County Supervisor Dianne Jacob is urging her constituents to send a "short, concise and strong message" to the Federal Aviation Agency (FAA) by tomorrow to help stop the impending closure of the Ramona Airport traffic control tower.
Jacob was joined by Supervisor Ron Roberts, Cal Fire and the San Diego County Fire Chiefs Association at a press conference Tuesday, held in the county's Emergency Operations Center, in an effort to make the public aware of the closure.
Just hours before the conference, the County Board of Supervisors voted unanimously to have the county's chief administrative officer send a letter to the FAA and the federal Department of Transportation to register their opposition to leaving the Ramona tower unmanned.
The news of the shutdown came to a shock to the county on March 8, when the federal government announced that the sequestration would shut down the local tower.
"This is like taking a hatchet to the budget when they should be taking a scalpel," Jacob said.
Ramona's supervisor called the control tower and its staff "critical," as evidenced by the 1995 mid-air collision, which prompted the tower being put in place.
See also: Ramona Airport Traffic Control Tower May Close Due to Sequester
The Ramona Airport is crucial for state agency Cal Fire, as it serves as their fill stations and take-off center during fires. Cal Fire Battalian Chief Ray Chaney, who works at the Ramona Airport, said the agency would continue to use the airport even if the traffic control tower was unmanned.
"Cal Fire will continue to have a presence at the airport, with or without a tower," Chaney said. "But the tower provides invaluable safety."
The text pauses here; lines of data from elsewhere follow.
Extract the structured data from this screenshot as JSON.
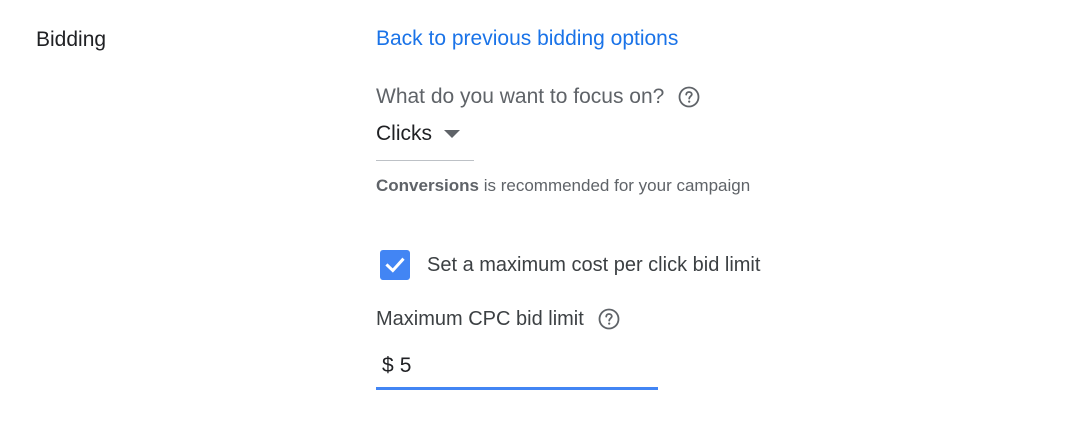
{
  "section": {
    "title": "Bidding"
  },
  "back_link": {
    "label": "Back to previous bidding options"
  },
  "focus": {
    "question": "What do you want to focus on?",
    "help_icon": "help-circle-icon",
    "selected": "Clicks",
    "dropdown_icon": "caret-down-icon"
  },
  "recommendation": {
    "highlight": "Conversions",
    "text": " is recommended for your campaign"
  },
  "max_cpc_toggle": {
    "label": "Set a maximum cost per click bid limit",
    "checked": true,
    "icon": "checkmark-icon"
  },
  "max_cpc": {
    "label": "Maximum CPC bid limit",
    "help_icon": "help-circle-icon",
    "currency": "$",
    "value": "5"
  },
  "colors": {
    "link": "#1a73e8",
    "accent": "#4285f4",
    "text": "#202124",
    "muted": "#5f6368"
  }
}
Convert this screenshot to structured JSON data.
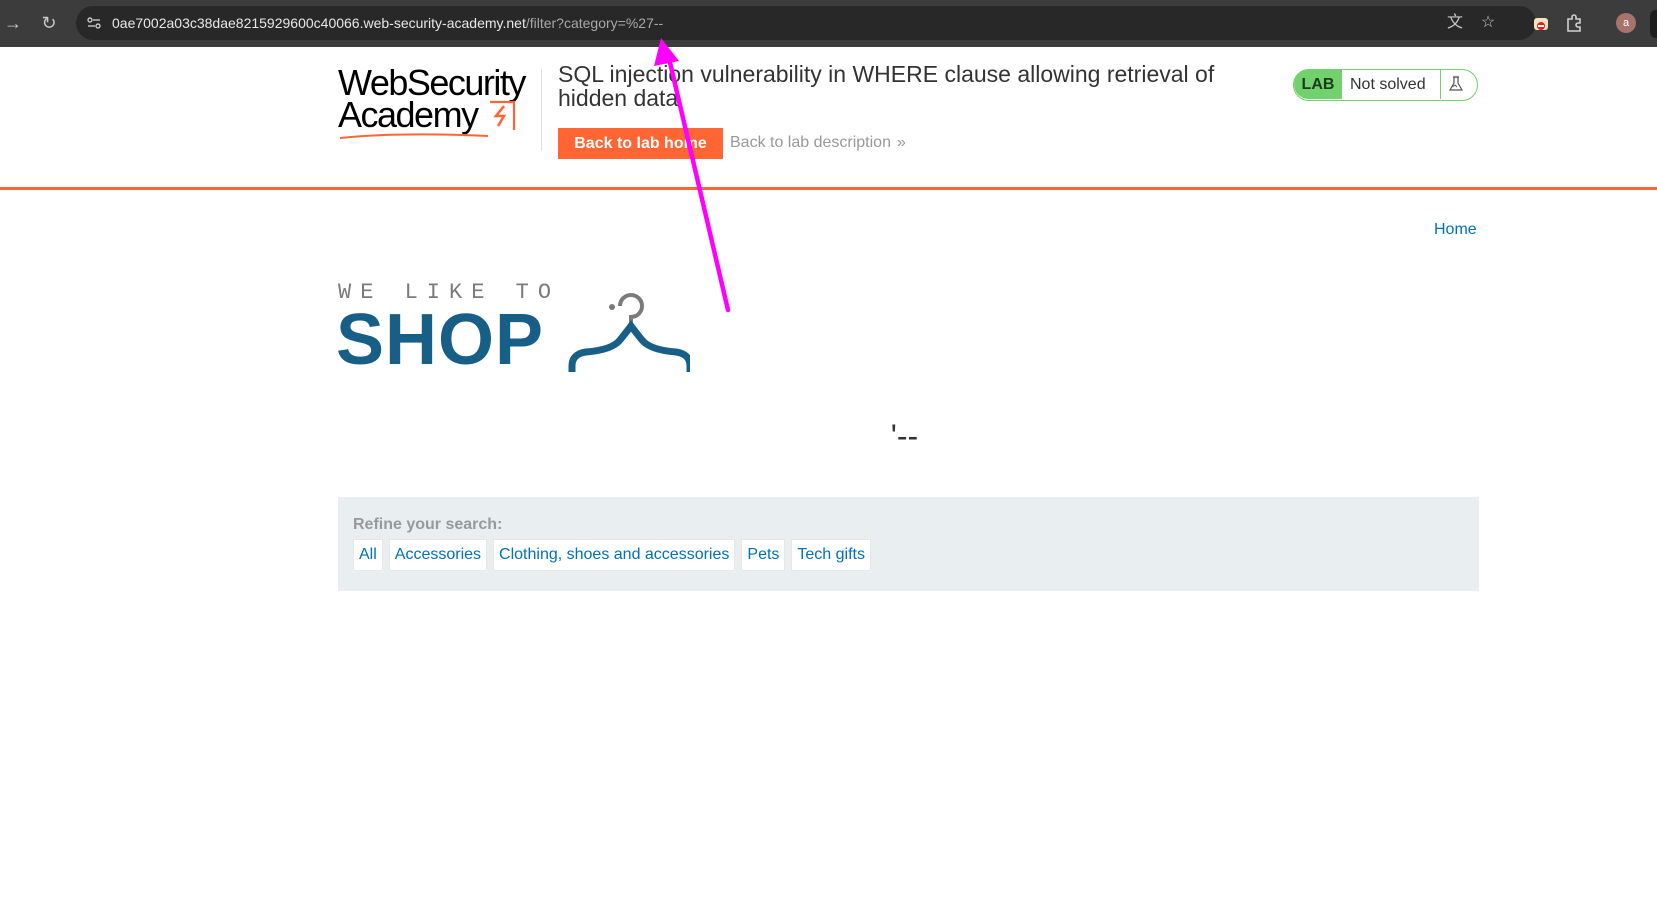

Supervisor Ron Roberts said the tower is especially "vital" for the upcoming fire season.
"When the rainy season ends in San Diego County, the fire season begins," he said. "The Ramona airport control tower functions as an aerial fire fighting hub, for all of San Diego County. We don't need federal political foolishness jeopardizing people's lives and property,"
According to the county supervisors, the tower operates for $500,000 a year, a figure Roberts thinks isn't significant enough to cut.
"The amount saved—half a million dollars a year—isn't worth it," he said.
Jacob asked Ramona residents and beyond to share their opposition of the closure, which is set for April 7, with the FAA. Email your comments in a "short, concise and strong message" to email@example.com.
"The board of supervisors unanimously voted in opposition of this closure," Jacob told Patch. "And now we need the public to weigh in, too."
Deadline to email those comments is by 1 p.m. Pacific Time March 13.
The Airport Traffic Control Tower in Numbers:
- Costs $500,000 to staff, annually.
- The Cal Fire Air Attack Base at the Ramona airfield responds to an average of 450 calls per year.
- The Cal Fire Air Attack Base at the Ramona airfield protects more than 1.7 million acres, including U.S. Forest Land.
- The base played a key role in fighting the 2003 and 2007 wildfires.